“What does it mean to be an advocate?
In its broadest sense, advocacy means “any public action to support and recommend a cause, policy or practice.” That covers a lot of public actions, from displaying
 a bumper sticker to sounding off with a bullhorn. But whether the action is slapping something on the back of a car or speaking in front of millions, every act of advocacy involves making some kind of public statement, one that says, “I support this.” Advocacy is a communicative act. Advocacy is also a persuasive act. “I support this” is usually followed by another statement (sometimes only implied): “...and you should, too.” Advocacy not only means endorsing a cause or idea, but recommending, promoting, defending, or arguing for it.”
John Capecci and Timothy Cage, Living Proof: Telling Your Story to Make a Difference
“The power of your story may not lie in its drama, but in its absolutely perfect relationship to your cause.”
John Capecci and Timothy Cage, Living Proof: Telling Your Story to Make a Difference
“Advocating well with a personal story is not a call to simply “Insert Story Here.”
John Capecci and Timothy Cage, Living Proof: Telling Your Story to Make a Difference
“The space between the private and the public is the nexus of the personal and the social, if not political. It’s where we meet the strong or subtle cultural censors who attempt to define what community, race, class, or gender can or cannot speak, to tell us which stories are told and valued and which are not. In short, it’s where we’re reminded of the power of personal stories and the power of the storyteller.”
John Capecci and Timothy Cage, Living Proof: Telling Your Story to Make a Difference
“You may have come to advocacy on your own, it may be part of your job or you may have been asked to “put a face” on a campaign by serving as its spokesperson. You may be acting as a lone crusader or as part of a larger advocacy effort. Either way, you share an objective with all other advocates: to have your story move audiences from apathy to empathy to action.”
John Capecci and Timothy Cage, Living Proof: Telling Your Story to Make a Difference
“A recent survey of Top Five Fears places public speaking alongside “identity theft” and “mass shootings.” In the 1980s, it completed with “nuclear destruction.” In the 1970s, “shark attack.”
John Capecci and Timothy Cage, Living Proof: Telling Your Story to Make a Difference
“You don’t need to be a poet, a performer, a writer, or a journalist to tell your story powerfully.

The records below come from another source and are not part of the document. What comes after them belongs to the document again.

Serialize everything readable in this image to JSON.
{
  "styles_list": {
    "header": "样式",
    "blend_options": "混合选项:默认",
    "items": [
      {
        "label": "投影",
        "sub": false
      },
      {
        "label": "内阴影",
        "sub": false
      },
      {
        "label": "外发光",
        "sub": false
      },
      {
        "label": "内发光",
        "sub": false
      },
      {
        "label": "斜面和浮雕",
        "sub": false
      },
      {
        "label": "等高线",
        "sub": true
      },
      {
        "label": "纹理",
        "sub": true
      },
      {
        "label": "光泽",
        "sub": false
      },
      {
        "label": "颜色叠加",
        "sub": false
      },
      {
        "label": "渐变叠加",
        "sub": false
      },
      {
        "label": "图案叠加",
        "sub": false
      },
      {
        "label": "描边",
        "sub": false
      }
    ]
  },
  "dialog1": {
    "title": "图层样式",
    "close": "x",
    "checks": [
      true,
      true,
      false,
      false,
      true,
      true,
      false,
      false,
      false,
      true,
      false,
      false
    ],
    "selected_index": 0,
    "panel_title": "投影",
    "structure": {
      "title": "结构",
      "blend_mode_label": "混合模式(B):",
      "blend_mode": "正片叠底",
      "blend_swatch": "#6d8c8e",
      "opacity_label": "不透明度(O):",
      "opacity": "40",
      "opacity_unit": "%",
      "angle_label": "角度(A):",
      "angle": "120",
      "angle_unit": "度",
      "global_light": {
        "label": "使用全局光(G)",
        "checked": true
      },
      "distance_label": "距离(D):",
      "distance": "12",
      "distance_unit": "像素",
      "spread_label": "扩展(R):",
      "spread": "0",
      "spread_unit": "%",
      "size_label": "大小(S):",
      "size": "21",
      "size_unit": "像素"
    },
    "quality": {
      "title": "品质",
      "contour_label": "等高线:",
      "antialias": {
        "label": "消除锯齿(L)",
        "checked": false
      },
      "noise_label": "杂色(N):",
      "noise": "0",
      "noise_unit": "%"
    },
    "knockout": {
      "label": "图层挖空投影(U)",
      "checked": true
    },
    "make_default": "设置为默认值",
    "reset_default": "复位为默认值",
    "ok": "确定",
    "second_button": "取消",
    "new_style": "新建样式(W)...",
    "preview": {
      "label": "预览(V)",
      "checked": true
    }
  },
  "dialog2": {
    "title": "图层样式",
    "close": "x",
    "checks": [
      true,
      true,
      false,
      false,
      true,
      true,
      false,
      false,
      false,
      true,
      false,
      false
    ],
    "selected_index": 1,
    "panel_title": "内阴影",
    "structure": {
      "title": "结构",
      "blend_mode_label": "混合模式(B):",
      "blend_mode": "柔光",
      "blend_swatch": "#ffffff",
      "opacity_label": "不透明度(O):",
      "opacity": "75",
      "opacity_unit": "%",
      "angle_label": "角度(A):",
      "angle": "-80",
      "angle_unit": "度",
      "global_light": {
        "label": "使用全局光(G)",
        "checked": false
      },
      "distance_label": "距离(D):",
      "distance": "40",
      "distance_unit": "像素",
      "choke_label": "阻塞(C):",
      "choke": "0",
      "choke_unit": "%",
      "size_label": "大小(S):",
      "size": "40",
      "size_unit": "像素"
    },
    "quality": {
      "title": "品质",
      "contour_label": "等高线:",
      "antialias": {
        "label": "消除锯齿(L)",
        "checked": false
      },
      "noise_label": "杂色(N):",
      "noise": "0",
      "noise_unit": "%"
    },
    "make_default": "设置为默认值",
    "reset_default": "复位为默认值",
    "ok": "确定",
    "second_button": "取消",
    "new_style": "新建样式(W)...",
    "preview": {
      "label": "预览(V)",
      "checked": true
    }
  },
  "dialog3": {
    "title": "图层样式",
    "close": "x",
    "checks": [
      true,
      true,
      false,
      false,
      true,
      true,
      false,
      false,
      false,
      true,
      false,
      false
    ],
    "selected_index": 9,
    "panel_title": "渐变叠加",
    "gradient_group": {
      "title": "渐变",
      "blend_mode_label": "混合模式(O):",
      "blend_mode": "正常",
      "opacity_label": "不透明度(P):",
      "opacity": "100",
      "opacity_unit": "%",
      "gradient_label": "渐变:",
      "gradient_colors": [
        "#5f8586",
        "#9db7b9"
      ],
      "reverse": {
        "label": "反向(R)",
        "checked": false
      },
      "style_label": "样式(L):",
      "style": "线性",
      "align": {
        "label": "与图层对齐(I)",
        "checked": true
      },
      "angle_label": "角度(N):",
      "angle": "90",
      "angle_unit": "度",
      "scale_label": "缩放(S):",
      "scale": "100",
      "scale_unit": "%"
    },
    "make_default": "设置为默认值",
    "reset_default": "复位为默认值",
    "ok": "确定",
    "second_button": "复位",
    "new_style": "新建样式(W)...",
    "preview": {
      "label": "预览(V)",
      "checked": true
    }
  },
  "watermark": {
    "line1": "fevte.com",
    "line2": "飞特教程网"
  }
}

You do, however, need to elevate your language in ways that will bring your story to life clearly and imaginatively for others.”
John Capecci and Timothy Cage, Living Proof: Telling Your Story to Make a Difference